"Courtney, he's unbelievable. I like him. He's a high-energy athletic guy and I think it's going to be a good friendly competition between he and CDR (Chris Douglas-Roberts)," Carter said.
CDR has a bit of an advantage in height, having announced this week on his Twitter page that he's still growing, getting close to 6’8" this summer. Meanwhile, if you listen to some Nets fans, Lee is shrinking, with a few suggesting his listed height of 6’5" is inflated by two inches.
New York Nets
We were intrigued by Brett Yormark’s admission this week on ESPN 1050 that the Nets are dumping all sorts of New Jersey-tainted links. They started with the uniform shorts, removing that "NJ" shield. They replaced "New Jersey Nets" on their stationery with "Nets Basketball", scrubbed references to New Jersey off the IZOD Center floor and most recently and most significantly erased "New Jersey" from road uniforms, opting for the red "Nets" uniform jersey instead. They’re selling out those red jerseys, Yormark told ESPN. (Of course all those red jerseys with #15 on them are selling at a big discount.)
All of it, he noted, is part of regionalizing the team in anticipation of the move to Brooklyn. The team even hinted at one point that they might change the name of the team from "Nets" to something more Brooklyn in character, although they seemed to have stepped away from that. Yormark is on the record as saying the team will be called the "Brooklyn" somethings. Certainly, they’re prepared, marketing-wise, for the "Brooklyn Nets", long ago picking up the trademark rights for that name. Ratner’s organization, Forest City Ratner, holds the rights to brooklynets.com (note the one "n" and that brooklynnets.com is held by an opponent to Atlantic Yards.)
The Nets are prepared to go all the way with regionalization, if need be. They hold the trademark rights to "New York Nets" and "NY Nets" and have, since Ratner bought the team, updated them along with their rights to "Brooklyn Nets" and "New Jersey Nets" (as well as "Brooklyn Basketball", "Brooklyn Hoops" and "Brooklyn B-Ball".) "Brooklyn Sports and Entertainment", the unit that will run Barclays Center or at least book it has a trademark and a logo, based on the old Dodgers script. Expect to see more of that script as things get closer.
What’s with the roster numbers? Ben Couch in his NetsBasketball Twitter feed says Alston is likely to get #1, although Williams originally wanted it. Williams said on his Twitter page that he would defer to the veteran Alston and was happy with #8, which he said he chose in part because he rose from Section 8 housing in Seattle to become an NBA player. And yet, no number is listed next to his name on the team roster...or any of the new additions.

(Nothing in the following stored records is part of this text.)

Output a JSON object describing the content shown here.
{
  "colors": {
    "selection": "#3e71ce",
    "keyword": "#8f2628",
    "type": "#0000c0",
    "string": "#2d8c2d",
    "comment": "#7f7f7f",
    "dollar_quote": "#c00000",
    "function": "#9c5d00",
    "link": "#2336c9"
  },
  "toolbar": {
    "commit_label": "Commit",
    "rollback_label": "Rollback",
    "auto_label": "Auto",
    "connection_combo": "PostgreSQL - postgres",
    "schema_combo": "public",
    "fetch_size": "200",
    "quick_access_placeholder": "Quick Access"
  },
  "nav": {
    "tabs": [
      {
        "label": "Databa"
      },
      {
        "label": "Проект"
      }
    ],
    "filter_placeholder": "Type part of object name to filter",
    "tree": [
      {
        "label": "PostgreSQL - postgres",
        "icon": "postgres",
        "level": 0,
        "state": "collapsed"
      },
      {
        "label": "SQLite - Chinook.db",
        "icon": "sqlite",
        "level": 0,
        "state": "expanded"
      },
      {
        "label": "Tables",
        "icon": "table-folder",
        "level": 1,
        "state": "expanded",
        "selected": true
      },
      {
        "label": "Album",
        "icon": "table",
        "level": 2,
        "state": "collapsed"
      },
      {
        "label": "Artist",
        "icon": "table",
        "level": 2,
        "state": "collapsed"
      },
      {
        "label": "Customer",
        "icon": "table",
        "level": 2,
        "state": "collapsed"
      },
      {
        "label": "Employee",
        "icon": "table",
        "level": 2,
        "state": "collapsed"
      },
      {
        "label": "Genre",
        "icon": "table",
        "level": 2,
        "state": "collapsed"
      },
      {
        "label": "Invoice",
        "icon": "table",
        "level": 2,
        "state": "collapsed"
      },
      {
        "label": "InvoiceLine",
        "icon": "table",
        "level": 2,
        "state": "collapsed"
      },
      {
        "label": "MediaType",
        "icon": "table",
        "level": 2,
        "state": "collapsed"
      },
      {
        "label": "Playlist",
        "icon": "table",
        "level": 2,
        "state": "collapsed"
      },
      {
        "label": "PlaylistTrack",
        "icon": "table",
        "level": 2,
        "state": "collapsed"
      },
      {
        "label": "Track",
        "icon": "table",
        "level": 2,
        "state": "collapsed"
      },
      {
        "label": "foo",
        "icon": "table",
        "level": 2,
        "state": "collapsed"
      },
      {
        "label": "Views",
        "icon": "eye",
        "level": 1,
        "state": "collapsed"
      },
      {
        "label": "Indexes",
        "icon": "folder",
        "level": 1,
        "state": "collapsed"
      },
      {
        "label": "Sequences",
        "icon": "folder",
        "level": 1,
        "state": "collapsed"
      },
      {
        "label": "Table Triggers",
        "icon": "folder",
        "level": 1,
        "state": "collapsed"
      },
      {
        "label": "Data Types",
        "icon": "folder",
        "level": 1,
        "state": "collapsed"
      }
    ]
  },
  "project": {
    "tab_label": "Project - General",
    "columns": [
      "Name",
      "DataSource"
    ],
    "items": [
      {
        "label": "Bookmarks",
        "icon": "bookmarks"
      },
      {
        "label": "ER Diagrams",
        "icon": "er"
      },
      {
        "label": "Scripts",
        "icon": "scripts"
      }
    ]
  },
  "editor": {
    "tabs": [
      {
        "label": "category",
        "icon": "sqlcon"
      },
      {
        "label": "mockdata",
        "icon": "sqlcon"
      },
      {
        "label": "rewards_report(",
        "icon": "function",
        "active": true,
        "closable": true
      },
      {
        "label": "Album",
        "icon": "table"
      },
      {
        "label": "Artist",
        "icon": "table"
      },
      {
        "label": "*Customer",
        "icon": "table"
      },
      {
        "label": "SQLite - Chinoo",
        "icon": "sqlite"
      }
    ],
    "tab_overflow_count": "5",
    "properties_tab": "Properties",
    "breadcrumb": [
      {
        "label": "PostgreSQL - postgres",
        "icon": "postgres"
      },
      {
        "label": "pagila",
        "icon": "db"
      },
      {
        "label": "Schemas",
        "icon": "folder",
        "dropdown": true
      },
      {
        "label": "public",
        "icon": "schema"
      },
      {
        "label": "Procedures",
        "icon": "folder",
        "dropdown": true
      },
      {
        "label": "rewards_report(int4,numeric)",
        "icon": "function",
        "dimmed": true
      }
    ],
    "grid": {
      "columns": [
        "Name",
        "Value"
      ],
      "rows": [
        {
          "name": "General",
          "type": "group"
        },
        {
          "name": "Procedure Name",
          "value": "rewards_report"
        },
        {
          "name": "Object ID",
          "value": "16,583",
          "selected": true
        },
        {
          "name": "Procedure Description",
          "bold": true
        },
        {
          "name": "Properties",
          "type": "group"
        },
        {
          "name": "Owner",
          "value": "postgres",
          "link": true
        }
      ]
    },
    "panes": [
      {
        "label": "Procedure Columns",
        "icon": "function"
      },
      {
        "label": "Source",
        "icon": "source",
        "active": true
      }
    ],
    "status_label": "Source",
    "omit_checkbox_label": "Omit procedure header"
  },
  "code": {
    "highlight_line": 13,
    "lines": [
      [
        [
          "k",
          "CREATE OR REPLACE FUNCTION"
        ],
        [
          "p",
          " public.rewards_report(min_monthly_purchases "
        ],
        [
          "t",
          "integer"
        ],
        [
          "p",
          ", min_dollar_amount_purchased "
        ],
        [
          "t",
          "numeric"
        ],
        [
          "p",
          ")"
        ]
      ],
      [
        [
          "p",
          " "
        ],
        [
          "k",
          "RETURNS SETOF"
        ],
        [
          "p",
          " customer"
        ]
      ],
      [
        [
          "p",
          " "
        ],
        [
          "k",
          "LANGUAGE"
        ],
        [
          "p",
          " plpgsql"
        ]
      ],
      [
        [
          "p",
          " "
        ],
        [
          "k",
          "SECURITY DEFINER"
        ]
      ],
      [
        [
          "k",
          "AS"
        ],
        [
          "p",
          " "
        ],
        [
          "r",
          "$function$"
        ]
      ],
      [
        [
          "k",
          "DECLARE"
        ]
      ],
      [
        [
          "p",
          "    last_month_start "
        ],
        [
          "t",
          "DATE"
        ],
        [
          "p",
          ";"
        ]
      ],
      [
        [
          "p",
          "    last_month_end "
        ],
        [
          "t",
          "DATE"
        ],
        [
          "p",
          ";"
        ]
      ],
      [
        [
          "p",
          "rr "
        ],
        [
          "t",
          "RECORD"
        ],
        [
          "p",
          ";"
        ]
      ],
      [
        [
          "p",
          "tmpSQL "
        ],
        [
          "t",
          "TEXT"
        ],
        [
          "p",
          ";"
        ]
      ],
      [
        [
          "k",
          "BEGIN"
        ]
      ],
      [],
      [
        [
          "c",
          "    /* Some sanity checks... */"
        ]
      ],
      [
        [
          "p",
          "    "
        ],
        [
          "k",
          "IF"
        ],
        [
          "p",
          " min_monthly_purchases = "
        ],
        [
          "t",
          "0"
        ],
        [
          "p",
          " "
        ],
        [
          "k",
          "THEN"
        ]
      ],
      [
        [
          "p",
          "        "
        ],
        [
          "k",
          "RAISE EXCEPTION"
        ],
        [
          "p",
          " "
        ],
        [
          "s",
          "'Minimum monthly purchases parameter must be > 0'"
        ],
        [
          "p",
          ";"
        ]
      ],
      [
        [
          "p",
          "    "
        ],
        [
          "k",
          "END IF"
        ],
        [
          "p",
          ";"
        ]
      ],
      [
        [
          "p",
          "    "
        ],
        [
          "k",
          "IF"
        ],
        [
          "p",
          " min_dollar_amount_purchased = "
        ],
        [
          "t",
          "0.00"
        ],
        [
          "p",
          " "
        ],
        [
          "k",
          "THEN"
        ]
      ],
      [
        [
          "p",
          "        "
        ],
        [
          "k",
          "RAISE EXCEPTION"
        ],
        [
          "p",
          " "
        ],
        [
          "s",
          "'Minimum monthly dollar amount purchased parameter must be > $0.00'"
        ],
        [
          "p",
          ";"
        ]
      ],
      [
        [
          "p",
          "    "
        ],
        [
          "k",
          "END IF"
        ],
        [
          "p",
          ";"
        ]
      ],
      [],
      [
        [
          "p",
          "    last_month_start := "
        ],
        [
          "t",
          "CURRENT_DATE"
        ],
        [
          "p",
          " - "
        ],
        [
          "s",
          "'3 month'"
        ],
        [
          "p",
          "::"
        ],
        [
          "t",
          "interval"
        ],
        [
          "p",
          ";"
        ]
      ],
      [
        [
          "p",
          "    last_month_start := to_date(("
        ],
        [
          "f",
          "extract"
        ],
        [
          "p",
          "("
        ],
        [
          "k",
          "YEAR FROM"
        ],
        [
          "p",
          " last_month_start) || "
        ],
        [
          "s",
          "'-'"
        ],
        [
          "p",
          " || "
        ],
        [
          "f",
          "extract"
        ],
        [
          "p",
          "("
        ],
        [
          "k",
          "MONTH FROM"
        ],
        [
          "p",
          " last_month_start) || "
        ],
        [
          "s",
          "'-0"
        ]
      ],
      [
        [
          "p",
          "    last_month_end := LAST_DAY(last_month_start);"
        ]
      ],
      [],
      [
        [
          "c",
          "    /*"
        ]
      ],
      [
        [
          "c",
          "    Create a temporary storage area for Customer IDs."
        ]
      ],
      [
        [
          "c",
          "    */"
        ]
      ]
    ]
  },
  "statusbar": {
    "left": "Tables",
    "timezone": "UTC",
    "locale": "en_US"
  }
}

Tony Battie has worn #4, but it's officially retired…although it doesn’t hang in the rafters at the IZOD. It was worn by Wendell Ladner, an ABA Net…and a model for the Will Ferrell character in Semi-Pro. Ladner was killed in a 1975 air crash on Long Island. Could the Nets let Battie wear it?
How about Lee? He wore #11 in Orlando, but that number is taken by Lopez. At Western Kentucky, he wore #32, but that’s retired as well, but one of Ladner’s teammates. Now, if somehow by chance, the Nets acquire Glen "Big Baby" Davis, that would add to the issue. He wears #11 as well. And oh yeah, Yi wears #11 in China.